Before I had my very own computer, we had a family computer. Our mom bought us a Magnavox Odyssey in the late 1970’s. You could play games on it. It even had a keyboard. We used it to also play a prank with our friends. I would climb into the cabinet where our television sat on top. My sister would ask the computer questions and I would type the answers as if it were the computer. Then, she would get the friend to ask something. We only pulled it off a couple of times. We always told in the end, because we weren’t very good at secrets.
My first computer was a hand me down from brother. The Texas Instruments TI 99/4a (the YouTube video in the link is not me). My older brother gave it to me around 1983 and this is when I first discovered programming. It would store the programs on audio cassettes.
Then, in 1985, we purchased a brand new IBM PCjr. I convinced Kay that she could use it for her new law school classes, but it didn’t work out that way. It was clear that this was for me and I dove in with a passion. I learned programming and just like a guy with a hot rod, I was constantly looking for ways to soup it up (add on memory, faster processors, etc). While I enjoyed the fun stuff, I quickly learned that it could help with my work. So, we eventually used some of these at work and my computer education continued.
I still recall a conversation I had about programming loops with the driver for one of our flower shop customers. His name was Mark. He had long hair and chained smoked. He explained how I could create a loop with a goto/line #. To test it, I used it with some graphics that created a sort of art project on my screen. It was an aha! moment for me and my computer education.
In 1988, we bought a new computer system for work. The company that sold it to us went bankrupt right after the sale. We ended up with the program source code and permission to modify it for our own use. We hired a consultant/programmer that knew the language and went about paying him to modify the code. I was getting more and more into computers at that time and was very interested in the language used by our work computers. I remember taking the printouts out of the the shredding bin and trying to read the code. Amazingly, it made sense.
In 1990, I proposed that we fire the consultant and allow me to do the programming for work. The owners agreed. It was a good arrangement and after several years, we hired a programmer so I could focus more on the business. We’ve had different programmers over the years, but I have always kept my fingers in it. I love to write programs that help people do things faster and better and make us more efficient and better at customer service. It is also a form of creative therapy for me. Many nights I have spent working on programs and getting lost in the “flow”.
Now, in 2018, we are working on a massive conversion from the old language to the new, Ruby language.

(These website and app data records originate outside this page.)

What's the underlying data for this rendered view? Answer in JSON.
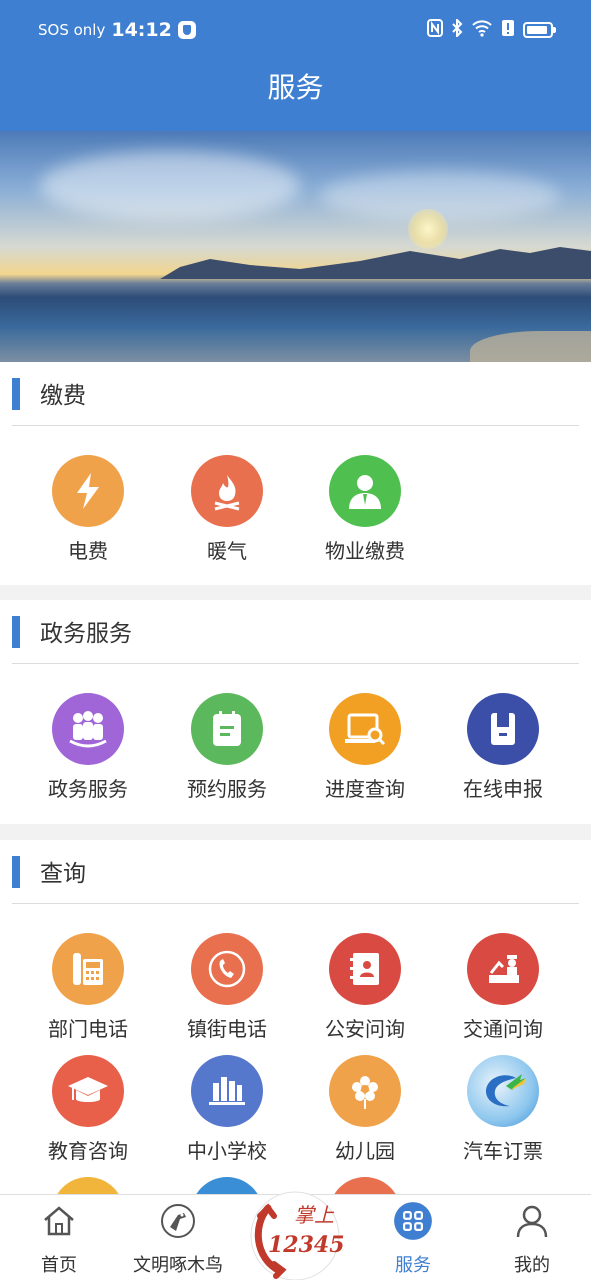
{
  "status_bar": {
    "carrier": "SOS only",
    "time": "14:12",
    "icons": [
      "nfc-icon",
      "bluetooth-icon",
      "wifi-icon",
      "alert-icon",
      "battery-icon"
    ]
  },
  "header": {
    "title": "服务"
  },
  "banner": {
    "description_icon": "seaside-sunset-banner"
  },
  "sections": [
    {
      "title": "缴费",
      "items": [
        {
          "label": "电费",
          "icon": "lightning-icon",
          "color": "#f0a24a"
        },
        {
          "label": "暖气",
          "icon": "flame-icon",
          "color": "#e8704e"
        },
        {
          "label": "物业缴费",
          "icon": "person-icon",
          "color": "#4fc04f"
        }
      ]
    },
    {
      "title": "政务服务",
      "items": [
        {
          "label": "政务服务",
          "icon": "people-group-icon",
          "color": "#a066d8"
        },
        {
          "label": "预约服务",
          "icon": "notebook-icon",
          "color": "#5cb85c"
        },
        {
          "label": "进度查询",
          "icon": "laptop-search-icon",
          "color": "#f2a024"
        },
        {
          "label": "在线申报",
          "icon": "folder-icon",
          "color": "#3b4fa8"
        }
      ]
    },
    {
      "title": "查询",
      "items": [
        {
          "label": "部门电话",
          "icon": "desk-phone-icon",
          "color": "#f0a24a"
        },
        {
          "label": "镇街电话",
          "icon": "phone-handset-icon",
          "color": "#e8704e"
        },
        {
          "label": "公安问询",
          "icon": "contact-book-icon",
          "color": "#d94b42"
        },
        {
          "label": "交通问询",
          "icon": "traffic-police-icon",
          "color": "#d94b42"
        },
        {
          "label": "教育咨询",
          "icon": "graduation-cap-icon",
          "color": "#e8604a"
        },
        {
          "label": "中小学校",
          "icon": "books-icon",
          "color": "#5577cc"
        },
        {
          "label": "幼儿园",
          "icon": "flower-icon",
          "color": "#f0a24a"
        },
        {
          "label": "汽车订票",
          "icon": "bus-ticket-logo-icon",
          "color": "#3a8ed6"
        }
      ]
    }
  ],
  "tabbar": {
    "tabs": [
      {
        "label": "首页",
        "icon": "home-icon"
      },
      {
        "label": "文明啄木鸟",
        "icon": "woodpecker-icon"
      },
      {
        "label": "",
        "icon": "hotline-12345-logo-icon"
      },
      {
        "label": "服务",
        "icon": "grid-icon"
      },
      {
        "label": "我的",
        "icon": "user-icon"
      }
    ],
    "active_index": 3,
    "center_logo_text": {
      "top": "掌上",
      "bottom": "12345"
    }
  }
}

The project is lead by someone I met back in 1991 while attending a computer conference. I don’t know the Ruby language, but there are millions that do and that is one of the main reasons to convert.